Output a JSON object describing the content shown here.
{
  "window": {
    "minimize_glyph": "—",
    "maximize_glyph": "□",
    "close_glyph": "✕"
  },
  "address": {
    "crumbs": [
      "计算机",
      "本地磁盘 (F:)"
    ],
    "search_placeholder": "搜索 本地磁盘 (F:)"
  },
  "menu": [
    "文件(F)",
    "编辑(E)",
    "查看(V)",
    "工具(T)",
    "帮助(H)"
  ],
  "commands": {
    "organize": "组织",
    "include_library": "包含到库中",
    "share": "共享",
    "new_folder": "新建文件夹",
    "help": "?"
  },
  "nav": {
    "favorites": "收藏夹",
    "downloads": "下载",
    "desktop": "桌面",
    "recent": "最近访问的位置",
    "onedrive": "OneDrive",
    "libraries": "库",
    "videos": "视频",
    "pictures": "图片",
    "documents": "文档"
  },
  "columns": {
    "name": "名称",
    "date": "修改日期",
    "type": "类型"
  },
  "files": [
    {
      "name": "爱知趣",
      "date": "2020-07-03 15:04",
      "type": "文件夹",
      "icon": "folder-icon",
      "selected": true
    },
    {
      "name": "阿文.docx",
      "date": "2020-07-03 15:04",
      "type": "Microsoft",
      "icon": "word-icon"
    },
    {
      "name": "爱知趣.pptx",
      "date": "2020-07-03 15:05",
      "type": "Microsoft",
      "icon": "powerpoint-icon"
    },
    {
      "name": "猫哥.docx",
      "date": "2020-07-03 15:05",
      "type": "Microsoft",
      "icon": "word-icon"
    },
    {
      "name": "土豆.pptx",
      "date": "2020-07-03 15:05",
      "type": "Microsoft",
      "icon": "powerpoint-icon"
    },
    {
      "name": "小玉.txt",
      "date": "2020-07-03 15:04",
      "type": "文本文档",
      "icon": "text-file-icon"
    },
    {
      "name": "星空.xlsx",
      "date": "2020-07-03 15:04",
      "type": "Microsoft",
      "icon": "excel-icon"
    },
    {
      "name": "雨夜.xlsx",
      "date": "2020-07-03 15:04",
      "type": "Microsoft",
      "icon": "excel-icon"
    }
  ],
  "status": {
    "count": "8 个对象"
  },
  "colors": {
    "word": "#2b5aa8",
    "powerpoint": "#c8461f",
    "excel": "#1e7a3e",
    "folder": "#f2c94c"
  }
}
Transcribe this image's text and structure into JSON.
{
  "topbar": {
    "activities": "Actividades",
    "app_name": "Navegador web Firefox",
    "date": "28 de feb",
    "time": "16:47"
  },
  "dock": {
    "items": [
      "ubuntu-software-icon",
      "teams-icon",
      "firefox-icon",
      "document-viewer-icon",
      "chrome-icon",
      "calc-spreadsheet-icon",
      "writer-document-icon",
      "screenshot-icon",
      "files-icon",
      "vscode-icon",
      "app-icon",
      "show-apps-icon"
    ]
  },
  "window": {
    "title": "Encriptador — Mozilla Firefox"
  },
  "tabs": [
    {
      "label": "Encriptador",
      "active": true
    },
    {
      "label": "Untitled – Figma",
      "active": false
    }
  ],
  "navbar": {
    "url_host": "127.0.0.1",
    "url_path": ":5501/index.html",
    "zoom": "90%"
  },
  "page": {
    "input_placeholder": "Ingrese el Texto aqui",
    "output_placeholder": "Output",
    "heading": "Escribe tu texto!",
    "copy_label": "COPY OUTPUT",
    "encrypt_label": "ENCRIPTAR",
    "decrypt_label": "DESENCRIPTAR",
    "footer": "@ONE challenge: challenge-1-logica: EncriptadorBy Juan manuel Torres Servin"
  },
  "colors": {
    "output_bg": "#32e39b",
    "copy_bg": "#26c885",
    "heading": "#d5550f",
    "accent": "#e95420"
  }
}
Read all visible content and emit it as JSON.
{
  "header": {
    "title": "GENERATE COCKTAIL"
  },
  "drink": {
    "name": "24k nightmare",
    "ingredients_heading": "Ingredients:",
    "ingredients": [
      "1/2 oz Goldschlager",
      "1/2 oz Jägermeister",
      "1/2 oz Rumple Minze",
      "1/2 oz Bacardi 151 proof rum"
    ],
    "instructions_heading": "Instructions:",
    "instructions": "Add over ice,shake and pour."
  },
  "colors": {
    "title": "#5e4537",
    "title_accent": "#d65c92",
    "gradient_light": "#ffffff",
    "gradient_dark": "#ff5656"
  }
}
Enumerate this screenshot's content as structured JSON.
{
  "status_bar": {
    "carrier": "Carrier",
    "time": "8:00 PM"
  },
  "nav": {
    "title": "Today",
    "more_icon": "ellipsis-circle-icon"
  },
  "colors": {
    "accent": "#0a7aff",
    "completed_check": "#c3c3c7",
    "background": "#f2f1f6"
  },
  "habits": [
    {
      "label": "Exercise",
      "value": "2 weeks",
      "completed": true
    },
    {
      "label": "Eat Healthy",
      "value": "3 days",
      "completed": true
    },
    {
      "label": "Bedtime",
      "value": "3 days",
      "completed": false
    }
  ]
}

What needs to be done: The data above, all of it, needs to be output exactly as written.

Result of this exercise:
Output a JSON object describing the content shown here.
{
  "window": {
    "minimize_glyph": "—",
    "maximize_glyph": "□",
    "close_glyph": "✕"
  },
  "address": {
    "crumbs": [
      "计算机",
      "本地磁盘 (F:)"
    ],
    "search_placeholder": "搜索 本地磁盘 (F:)"
  },
  "menu": [
    "文件(F)",
    "编辑(E)",
    "查看(V)",
    "工具(T)",
    "帮助(H)"
  ],
  "commands": {
    "organize": "组织",
    "include_library": "包含到库中",
    "share": "共享",
    "new_folder": "新建文件夹",
    "help": "?"
  },
  "nav": {
    "favorites": "收藏夹",
    "downloads": "下载",
    "desktop": "桌面",
    "recent": "最近访问的位置",
    "onedrive": "OneDrive",
    "libraries": "库",
    "videos": "视频",
    "pictures": "图片",
    "documents": "文档"
  },
  "columns": {
    "name": "名称",
    "date": "修改日期",
    "type": "类型"
  },
  "files": [
    {
      "name": "爱知趣",
      "date": "2020-07-03 15:04",
      "type": "文件夹",
      "icon": "folder-icon",
      "selected": true
    },
    {
      "name": "阿文.docx",
      "date": "2020-07-03 15:04",
      "type": "Microsoft",
      "icon": "word-icon"
    },
    {
      "name": "爱知趣.pptx",
      "date": "2020-07-03 15:05",
      "type": "Microsoft",
      "icon": "powerpoint-icon"
    },
    {
      "name": "猫哥.docx",
      "date": "2020-07-03 15:05",
      "type": "Microsoft",
      "icon": "word-icon"
    },
    {
      "name": "土豆.pptx",
      "date": "2020-07-03 15:05",
      "type": "Microsoft",
      "icon": "powerpoint-icon"
    },
    {
      "name": "小玉.txt",
      "date": "2020-07-03 15:04",
      "type": "文本文档",
      "icon": "text-file-icon"
    },
    {
      "name": "星空.xlsx",
      "date": "2020-07-03 15:04",
      "type": "Microsoft",
      "icon": "excel-icon"
    },
    {
      "name": "雨夜.xlsx",
      "date": "2020-07-03 15:04",
      "type": "Microsoft",
      "icon": "excel-icon"
    }
  ],
  "status": {
    "count": "8 个对象"
  },
  "colors": {
    "word": "#2b5aa8",
    "powerpoint": "#c8461f",
    "excel": "#1e7a3e",
    "folder": "#f2c94c"
  }
}
Transcribe this image's text and structure into JSON.
{
  "topbar": {
    "activities": "Actividades",
    "app_name": "Navegador web Firefox",
    "date": "28 de feb",
    "time": "16:47"
  },
  "dock": {
    "items": [
      "ubuntu-software-icon",
      "teams-icon",
      "firefox-icon",
      "document-viewer-icon",
      "chrome-icon",
      "calc-spreadsheet-icon",
      "writer-document-icon",
      "screenshot-icon",
      "files-icon",
      "vscode-icon",
      "app-icon",
      "show-apps-icon"
    ]
  },
  "window": {
    "title": "Encriptador — Mozilla Firefox"
  },
  "tabs": [
    {
      "label": "Encriptador",
      "active": true
    },
    {
      "label": "Untitled – Figma",
      "active": false
    }
  ],
  "navbar": {
    "url_host": "127.0.0.1",
    "url_path": ":5501/index.html",
    "zoom": "90%"
  },
  "page": {
    "input_placeholder": "Ingrese el Texto aqui",
    "output_placeholder": "Output",
    "heading": "Escribe tu texto!",
    "copy_label": "COPY OUTPUT",
    "encrypt_label": "ENCRIPTAR",
    "decrypt_label": "DESENCRIPTAR",
    "footer": "@ONE challenge: challenge-1-logica: EncriptadorBy Juan manuel Torres Servin"
  },
  "colors": {
    "output_bg": "#32e39b",
    "copy_bg": "#26c885",
    "heading": "#d5550f",
    "accent": "#e95420"
  }
}
Read all visible content and emit it as JSON.
{
  "header": {
    "title": "GENERATE COCKTAIL"
  },
  "drink": {
    "name": "24k nightmare",
    "ingredients_heading": "Ingredients:",
    "ingredients": [
      "1/2 oz Goldschlager",
      "1/2 oz Jägermeister",
      "1/2 oz Rumple Minze",
      "1/2 oz Bacardi 151 proof rum"
    ],
    "instructions_heading": "Instructions:",
    "instructions": "Add over ice,shake and pour."
  },
  "colors": {
    "title": "#5e4537",
    "title_accent": "#d65c92",
    "gradient_light": "#ffffff",
    "gradient_dark": "#ff5656"
  }
}
Enumerate this screenshot's content as structured JSON.
{
  "status_bar": {
    "carrier": "Carrier",
    "time": "8:00 PM"
  },
  "nav": {
    "title": "Today",
    "more_icon": "ellipsis-circle-icon"
  },
  "colors": {
    "accent": "#0a7aff",
    "completed_check": "#c3c3c7",
    "background": "#f2f1f6"
  },
  "habits": [
    {
      "label": "Exercise",
      "value": "2 weeks",
      "completed": true
    },
    {
      "label": "Eat Healthy",
      "value": "3 days",
      "completed": true
    },
    {
      "label": "Bedtime",
      "value": "3 days",
      "completed": false
    }
  ]
}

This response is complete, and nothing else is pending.